§ Task requirements
How many of the lines below hold "Nicholls"? Only the number, please.
====
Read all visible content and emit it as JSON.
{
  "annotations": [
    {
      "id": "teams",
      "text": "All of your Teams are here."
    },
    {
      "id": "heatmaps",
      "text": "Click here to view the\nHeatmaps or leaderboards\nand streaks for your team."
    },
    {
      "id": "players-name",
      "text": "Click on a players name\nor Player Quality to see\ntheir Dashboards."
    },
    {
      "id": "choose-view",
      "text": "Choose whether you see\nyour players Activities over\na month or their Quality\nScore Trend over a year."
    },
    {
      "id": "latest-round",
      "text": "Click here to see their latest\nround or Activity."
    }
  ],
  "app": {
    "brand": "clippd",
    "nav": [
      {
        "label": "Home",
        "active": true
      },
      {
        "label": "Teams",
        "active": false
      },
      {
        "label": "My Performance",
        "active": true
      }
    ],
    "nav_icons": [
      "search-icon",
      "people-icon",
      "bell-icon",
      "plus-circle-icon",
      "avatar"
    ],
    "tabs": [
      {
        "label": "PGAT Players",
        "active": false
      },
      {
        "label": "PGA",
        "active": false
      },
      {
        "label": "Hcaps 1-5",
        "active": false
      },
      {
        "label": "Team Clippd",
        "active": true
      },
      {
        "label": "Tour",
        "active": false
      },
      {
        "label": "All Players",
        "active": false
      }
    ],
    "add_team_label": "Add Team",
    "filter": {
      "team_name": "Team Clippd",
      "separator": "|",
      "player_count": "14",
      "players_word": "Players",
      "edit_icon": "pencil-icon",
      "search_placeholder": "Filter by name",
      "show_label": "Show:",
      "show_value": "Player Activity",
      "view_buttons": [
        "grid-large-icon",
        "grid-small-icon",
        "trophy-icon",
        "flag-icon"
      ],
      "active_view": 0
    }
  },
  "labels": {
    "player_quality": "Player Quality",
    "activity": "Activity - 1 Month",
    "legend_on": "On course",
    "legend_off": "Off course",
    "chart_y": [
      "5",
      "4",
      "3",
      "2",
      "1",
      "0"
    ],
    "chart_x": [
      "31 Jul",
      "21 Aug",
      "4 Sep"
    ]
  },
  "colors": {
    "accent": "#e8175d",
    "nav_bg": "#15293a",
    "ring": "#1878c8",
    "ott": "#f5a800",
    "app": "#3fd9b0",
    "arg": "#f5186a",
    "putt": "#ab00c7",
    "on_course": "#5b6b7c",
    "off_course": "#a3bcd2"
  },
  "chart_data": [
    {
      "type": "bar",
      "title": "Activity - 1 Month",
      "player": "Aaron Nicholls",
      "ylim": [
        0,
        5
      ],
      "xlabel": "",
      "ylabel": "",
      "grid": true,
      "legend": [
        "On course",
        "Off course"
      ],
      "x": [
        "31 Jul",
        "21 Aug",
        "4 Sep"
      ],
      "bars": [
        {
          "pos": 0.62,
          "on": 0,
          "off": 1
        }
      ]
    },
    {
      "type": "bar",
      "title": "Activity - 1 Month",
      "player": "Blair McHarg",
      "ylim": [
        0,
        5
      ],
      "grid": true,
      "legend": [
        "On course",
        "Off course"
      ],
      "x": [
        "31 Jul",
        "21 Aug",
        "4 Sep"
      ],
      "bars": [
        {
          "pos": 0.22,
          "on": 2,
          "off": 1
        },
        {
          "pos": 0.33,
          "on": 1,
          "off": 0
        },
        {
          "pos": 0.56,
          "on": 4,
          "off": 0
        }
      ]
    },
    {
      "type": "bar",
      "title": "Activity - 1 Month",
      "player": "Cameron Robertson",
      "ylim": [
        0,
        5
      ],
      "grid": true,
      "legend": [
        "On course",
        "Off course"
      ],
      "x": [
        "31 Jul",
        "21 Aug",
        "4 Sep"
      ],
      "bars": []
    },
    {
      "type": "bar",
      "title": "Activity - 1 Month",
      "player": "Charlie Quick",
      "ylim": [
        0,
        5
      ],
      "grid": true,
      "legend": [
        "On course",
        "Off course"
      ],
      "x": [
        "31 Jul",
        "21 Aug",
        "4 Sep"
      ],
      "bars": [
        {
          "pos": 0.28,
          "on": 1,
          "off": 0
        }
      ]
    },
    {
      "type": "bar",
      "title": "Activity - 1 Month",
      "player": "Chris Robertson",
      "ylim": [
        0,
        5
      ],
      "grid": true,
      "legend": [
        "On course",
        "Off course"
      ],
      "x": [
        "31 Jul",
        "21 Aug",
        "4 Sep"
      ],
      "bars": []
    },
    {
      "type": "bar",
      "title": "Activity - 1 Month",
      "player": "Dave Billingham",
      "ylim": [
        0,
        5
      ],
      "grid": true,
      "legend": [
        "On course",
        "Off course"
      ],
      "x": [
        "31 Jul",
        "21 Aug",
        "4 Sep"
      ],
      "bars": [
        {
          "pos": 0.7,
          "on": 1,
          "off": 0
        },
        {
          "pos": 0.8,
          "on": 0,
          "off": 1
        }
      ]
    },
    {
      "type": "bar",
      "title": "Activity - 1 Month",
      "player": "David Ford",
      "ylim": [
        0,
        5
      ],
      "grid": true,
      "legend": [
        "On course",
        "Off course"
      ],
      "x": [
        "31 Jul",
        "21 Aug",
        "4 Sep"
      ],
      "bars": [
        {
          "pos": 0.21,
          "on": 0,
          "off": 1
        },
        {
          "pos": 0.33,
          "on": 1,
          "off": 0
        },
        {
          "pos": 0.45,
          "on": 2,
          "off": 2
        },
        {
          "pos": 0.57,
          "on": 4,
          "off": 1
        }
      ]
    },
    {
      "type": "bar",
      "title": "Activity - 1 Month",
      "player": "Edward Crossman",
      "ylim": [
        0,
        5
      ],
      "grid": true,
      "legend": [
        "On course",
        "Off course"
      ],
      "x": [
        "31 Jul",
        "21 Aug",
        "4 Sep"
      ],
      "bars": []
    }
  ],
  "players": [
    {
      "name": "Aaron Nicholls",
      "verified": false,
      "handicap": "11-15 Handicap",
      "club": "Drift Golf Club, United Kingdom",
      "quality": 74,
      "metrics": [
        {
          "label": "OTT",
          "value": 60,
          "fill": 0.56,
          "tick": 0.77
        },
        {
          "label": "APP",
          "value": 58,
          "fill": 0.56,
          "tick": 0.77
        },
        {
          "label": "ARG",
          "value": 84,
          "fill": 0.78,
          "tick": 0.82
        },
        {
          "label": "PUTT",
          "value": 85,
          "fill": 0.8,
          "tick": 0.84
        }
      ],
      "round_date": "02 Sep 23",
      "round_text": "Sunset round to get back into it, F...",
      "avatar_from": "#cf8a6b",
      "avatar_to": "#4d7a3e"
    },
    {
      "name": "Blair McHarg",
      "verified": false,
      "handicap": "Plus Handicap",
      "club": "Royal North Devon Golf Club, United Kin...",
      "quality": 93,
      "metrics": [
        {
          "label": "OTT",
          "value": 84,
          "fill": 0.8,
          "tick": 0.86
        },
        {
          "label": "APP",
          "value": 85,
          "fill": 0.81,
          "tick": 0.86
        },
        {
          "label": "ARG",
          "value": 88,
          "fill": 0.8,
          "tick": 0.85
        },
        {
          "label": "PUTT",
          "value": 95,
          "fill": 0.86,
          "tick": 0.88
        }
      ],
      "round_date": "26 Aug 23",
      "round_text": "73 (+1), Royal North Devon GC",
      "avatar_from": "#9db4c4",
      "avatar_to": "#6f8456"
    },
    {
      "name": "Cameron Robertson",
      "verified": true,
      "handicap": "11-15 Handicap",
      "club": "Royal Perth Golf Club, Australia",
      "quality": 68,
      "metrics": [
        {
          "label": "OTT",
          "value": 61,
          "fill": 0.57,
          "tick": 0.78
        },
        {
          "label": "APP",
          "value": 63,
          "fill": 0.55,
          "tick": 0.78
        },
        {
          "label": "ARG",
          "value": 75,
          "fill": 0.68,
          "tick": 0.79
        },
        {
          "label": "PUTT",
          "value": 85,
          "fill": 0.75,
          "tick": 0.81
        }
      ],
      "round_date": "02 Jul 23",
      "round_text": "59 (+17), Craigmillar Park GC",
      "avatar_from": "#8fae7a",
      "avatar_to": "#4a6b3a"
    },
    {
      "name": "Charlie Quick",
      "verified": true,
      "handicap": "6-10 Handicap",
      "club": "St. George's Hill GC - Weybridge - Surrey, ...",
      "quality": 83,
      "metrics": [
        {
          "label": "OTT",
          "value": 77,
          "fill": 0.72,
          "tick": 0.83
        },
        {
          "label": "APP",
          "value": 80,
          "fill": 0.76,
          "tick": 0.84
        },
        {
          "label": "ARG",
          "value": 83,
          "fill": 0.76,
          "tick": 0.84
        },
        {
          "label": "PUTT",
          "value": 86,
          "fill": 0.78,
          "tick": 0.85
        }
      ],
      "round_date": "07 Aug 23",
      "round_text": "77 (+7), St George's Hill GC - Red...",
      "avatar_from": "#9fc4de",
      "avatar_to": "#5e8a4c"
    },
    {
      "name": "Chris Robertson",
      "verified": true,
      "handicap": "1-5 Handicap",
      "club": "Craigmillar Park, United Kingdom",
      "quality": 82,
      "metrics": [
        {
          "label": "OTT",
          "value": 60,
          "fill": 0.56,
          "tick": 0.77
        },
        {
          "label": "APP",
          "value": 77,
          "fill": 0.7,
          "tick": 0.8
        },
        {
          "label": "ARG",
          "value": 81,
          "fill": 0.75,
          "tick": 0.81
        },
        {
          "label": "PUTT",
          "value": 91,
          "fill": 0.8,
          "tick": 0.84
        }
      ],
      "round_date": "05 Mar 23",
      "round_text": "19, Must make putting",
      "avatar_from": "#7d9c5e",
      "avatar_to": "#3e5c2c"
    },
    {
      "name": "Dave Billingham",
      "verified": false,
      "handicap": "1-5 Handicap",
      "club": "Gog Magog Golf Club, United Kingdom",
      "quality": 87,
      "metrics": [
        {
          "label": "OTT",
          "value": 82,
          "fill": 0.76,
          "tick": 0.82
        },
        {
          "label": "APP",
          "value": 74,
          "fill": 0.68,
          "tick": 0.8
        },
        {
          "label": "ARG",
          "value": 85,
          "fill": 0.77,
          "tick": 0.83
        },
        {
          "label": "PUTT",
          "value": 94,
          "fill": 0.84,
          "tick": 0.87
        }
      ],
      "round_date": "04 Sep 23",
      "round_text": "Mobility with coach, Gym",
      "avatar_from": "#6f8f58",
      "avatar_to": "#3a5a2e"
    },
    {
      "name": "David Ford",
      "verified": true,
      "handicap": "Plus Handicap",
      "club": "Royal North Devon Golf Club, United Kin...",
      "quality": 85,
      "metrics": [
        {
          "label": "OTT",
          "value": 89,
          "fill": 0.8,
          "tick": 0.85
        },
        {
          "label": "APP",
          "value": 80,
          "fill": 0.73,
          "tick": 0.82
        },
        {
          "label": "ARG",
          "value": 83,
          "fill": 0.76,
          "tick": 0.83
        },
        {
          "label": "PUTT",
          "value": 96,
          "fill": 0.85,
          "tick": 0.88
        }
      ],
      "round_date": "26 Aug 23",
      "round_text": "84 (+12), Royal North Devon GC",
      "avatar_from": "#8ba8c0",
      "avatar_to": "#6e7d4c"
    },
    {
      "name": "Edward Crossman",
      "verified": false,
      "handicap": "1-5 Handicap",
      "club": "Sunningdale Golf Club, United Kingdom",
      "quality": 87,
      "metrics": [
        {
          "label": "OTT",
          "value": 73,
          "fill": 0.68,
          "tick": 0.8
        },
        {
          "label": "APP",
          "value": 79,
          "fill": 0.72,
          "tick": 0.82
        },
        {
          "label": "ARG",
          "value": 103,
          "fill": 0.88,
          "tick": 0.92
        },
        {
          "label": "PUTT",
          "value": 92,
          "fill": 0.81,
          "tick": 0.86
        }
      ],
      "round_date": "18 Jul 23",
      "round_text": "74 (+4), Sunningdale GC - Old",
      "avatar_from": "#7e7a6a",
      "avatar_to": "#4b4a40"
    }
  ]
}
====
§ Task result
2